TASK STATEMENT: Wherever "true" turns up in the entries, copy out the line that holds it.

INPUT RECORDS:
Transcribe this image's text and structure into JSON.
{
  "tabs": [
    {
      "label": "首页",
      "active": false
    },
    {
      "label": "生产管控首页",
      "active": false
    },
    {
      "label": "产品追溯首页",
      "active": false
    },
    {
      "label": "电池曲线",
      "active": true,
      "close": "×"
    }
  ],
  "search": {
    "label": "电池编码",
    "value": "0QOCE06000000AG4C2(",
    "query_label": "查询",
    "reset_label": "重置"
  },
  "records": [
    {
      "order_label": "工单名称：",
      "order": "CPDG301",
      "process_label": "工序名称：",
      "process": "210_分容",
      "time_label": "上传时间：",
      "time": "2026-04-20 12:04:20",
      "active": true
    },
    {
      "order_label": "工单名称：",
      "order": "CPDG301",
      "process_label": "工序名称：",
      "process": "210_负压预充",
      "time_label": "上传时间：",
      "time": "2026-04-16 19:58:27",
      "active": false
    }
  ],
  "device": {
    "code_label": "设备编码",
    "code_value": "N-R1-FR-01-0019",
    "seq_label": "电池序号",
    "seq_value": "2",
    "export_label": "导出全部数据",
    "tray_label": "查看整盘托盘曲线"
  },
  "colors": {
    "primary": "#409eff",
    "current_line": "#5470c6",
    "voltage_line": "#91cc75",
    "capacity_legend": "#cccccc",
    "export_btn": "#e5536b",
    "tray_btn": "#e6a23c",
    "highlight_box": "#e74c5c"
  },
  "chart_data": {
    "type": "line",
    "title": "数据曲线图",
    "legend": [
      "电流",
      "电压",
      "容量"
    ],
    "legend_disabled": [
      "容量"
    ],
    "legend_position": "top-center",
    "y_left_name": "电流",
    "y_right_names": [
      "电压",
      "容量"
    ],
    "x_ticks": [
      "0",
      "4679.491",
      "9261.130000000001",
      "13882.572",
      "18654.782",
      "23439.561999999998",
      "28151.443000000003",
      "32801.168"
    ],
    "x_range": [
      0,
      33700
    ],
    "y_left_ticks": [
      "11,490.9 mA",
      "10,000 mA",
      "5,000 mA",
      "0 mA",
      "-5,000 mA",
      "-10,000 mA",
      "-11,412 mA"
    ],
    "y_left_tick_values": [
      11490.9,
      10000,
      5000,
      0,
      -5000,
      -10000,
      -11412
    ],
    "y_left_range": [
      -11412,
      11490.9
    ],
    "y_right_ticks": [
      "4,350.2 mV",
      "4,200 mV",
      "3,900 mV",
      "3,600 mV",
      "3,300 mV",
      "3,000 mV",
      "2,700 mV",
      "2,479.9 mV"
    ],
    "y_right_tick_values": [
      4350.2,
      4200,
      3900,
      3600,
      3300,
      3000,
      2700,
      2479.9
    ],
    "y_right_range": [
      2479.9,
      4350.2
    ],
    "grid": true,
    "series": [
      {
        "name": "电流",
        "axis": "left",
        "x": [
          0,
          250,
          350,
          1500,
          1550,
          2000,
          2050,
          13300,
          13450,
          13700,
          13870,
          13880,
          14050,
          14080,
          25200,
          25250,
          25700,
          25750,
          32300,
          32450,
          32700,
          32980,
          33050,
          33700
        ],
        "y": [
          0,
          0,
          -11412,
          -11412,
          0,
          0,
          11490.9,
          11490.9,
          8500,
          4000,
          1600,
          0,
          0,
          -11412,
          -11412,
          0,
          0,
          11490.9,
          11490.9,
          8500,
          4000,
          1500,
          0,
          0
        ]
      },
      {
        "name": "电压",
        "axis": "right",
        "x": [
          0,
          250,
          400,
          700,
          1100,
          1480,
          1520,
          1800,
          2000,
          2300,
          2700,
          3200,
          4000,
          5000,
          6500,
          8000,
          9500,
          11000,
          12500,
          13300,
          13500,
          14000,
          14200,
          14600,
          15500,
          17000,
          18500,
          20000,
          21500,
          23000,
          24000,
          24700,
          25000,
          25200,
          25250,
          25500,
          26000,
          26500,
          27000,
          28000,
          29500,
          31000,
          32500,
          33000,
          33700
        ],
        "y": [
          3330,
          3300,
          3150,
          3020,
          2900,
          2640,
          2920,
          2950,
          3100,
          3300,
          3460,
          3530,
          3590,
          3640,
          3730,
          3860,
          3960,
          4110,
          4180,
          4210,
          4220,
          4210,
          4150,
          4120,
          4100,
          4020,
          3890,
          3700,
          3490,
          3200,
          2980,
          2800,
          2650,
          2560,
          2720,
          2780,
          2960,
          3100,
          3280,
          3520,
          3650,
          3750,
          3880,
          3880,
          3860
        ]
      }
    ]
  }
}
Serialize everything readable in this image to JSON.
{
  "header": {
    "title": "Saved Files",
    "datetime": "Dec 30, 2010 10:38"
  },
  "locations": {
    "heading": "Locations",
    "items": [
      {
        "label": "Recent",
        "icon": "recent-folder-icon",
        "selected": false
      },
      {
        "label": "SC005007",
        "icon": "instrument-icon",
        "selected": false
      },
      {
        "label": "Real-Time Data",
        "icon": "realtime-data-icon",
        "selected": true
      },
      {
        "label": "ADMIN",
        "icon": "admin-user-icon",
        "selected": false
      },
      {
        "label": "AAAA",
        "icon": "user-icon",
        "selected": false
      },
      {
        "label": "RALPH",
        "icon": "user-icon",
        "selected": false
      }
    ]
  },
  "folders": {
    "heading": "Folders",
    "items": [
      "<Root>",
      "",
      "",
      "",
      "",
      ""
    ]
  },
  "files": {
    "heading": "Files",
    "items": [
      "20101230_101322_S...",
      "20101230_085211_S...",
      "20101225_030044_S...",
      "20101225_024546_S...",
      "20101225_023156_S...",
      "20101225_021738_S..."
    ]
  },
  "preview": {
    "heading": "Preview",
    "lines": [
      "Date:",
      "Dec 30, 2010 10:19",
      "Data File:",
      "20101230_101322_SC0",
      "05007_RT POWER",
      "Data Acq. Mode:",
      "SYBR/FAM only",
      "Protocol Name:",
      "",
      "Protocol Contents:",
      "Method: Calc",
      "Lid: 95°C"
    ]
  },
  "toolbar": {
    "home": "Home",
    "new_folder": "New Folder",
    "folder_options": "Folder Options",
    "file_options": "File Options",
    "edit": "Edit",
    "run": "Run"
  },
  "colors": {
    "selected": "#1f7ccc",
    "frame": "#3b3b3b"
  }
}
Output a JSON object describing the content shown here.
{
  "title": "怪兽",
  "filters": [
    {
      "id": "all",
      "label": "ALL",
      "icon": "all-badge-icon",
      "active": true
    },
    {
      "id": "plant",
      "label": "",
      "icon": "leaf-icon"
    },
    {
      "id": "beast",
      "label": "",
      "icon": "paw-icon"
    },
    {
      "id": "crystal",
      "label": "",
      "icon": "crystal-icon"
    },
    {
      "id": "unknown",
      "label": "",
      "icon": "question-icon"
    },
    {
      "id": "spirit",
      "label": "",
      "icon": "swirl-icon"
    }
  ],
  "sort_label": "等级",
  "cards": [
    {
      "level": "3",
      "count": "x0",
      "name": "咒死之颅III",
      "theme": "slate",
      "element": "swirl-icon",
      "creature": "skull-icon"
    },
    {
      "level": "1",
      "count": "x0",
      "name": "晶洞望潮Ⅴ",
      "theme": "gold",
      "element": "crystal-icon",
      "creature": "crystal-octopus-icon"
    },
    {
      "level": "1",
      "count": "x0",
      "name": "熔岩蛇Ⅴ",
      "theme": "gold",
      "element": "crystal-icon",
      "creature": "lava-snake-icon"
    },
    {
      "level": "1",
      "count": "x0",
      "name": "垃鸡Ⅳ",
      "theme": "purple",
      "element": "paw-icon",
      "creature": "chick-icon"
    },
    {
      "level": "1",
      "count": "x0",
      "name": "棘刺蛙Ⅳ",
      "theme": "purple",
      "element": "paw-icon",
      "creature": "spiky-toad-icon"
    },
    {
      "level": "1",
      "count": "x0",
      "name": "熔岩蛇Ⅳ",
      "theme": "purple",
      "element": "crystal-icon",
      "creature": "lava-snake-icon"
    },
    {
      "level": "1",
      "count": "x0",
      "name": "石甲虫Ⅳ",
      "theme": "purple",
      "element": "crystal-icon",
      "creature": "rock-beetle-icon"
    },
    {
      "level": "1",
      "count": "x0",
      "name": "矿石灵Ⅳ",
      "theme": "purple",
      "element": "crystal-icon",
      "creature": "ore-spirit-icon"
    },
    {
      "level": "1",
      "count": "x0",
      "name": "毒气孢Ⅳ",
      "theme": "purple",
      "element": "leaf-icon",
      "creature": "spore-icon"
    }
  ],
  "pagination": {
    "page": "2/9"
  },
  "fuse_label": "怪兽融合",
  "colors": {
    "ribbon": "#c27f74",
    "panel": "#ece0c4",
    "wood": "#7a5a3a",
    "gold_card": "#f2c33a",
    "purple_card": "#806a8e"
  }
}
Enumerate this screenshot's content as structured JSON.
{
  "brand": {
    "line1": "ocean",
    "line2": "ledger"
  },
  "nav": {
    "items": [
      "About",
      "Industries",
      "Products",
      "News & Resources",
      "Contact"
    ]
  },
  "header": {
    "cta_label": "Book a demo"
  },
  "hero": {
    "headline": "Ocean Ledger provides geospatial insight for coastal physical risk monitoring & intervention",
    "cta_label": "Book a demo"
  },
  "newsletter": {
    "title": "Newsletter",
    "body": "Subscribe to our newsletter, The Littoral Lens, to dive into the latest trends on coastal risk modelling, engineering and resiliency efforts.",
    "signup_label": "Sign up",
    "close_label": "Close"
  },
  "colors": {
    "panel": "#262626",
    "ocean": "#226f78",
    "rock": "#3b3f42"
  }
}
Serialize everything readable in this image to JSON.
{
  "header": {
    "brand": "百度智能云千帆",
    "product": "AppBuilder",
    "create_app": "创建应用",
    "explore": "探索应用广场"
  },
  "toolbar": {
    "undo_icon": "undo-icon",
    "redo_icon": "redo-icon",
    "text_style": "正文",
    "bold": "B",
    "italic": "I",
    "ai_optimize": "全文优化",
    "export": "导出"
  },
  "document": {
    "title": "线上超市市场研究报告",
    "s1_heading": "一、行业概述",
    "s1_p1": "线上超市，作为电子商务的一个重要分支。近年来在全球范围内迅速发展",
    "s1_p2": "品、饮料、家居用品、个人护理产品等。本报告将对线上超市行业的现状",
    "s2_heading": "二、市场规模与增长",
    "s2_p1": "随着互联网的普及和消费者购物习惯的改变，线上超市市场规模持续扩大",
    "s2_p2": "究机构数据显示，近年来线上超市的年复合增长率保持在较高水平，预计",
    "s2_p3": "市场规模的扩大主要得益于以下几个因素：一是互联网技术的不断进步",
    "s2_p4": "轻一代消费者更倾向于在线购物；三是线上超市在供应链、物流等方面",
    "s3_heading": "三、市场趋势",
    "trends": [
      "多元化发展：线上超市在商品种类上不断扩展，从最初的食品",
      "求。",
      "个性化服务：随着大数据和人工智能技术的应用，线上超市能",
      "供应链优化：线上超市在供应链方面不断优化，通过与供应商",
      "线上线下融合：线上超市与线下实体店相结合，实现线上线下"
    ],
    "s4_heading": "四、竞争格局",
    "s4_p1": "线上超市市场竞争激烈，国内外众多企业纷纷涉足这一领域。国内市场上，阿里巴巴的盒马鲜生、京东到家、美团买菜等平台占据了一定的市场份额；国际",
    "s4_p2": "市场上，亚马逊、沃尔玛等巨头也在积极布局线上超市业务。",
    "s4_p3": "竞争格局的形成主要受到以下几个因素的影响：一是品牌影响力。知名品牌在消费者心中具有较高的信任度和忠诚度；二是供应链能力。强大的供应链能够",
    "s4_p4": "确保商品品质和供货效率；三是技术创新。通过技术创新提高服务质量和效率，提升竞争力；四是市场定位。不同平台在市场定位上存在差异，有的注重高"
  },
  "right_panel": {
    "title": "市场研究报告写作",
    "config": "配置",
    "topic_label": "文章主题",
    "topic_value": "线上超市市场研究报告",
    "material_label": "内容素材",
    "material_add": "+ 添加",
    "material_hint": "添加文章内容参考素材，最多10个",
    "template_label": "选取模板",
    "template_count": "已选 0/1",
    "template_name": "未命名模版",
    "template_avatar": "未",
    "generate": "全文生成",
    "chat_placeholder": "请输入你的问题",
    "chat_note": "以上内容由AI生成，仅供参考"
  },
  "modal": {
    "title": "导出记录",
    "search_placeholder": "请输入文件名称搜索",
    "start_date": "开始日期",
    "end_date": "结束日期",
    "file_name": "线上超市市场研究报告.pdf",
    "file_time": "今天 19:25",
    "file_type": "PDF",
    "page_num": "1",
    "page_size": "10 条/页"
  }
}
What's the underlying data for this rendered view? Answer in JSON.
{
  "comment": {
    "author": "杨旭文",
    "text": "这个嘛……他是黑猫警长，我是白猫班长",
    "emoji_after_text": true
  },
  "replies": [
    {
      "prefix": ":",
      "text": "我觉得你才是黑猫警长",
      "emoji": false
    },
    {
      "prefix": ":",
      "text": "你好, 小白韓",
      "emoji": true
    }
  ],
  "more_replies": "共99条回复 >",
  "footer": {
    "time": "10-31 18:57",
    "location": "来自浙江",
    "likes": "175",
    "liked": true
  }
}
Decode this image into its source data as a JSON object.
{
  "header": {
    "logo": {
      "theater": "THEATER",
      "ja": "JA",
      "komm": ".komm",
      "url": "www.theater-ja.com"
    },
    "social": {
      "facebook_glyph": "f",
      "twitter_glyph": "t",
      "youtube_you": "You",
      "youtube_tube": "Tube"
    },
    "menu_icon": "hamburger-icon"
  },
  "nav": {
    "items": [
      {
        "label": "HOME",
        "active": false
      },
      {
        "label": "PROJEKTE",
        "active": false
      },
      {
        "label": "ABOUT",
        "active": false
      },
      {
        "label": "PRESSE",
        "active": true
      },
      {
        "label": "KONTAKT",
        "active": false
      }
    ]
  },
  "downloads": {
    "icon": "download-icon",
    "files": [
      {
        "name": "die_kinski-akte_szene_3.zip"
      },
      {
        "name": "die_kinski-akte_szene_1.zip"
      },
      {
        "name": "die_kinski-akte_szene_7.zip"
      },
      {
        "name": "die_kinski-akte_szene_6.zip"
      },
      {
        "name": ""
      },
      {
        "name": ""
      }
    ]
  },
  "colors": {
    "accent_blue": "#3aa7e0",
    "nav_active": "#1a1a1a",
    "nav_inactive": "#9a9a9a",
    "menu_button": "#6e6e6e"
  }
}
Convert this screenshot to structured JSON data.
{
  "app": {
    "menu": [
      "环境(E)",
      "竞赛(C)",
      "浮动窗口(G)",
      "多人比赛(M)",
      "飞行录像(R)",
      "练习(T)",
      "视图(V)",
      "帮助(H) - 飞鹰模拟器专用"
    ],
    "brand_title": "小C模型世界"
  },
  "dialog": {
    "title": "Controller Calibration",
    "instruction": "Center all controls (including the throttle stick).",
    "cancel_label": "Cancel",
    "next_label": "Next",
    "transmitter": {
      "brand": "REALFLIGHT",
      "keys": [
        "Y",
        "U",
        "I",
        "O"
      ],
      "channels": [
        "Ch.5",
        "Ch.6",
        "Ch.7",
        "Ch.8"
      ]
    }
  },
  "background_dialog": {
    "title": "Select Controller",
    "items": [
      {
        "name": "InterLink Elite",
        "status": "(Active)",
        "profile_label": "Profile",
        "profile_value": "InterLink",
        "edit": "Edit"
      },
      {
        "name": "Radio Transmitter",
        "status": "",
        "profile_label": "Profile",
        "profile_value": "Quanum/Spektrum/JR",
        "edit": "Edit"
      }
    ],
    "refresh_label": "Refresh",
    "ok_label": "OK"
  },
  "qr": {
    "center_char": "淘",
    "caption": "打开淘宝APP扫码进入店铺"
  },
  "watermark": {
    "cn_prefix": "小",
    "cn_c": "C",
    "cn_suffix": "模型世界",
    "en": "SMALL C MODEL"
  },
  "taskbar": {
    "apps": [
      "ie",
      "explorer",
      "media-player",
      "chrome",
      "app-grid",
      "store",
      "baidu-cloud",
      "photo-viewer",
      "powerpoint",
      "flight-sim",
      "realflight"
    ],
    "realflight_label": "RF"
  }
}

EXERCISE SOLUTION:
      "active": true,
      "active": true
    "grid": true,
        "selected": true
      "active": true
    "emoji_after_text": true
      "emoji": true
    "liked": true
        "active": true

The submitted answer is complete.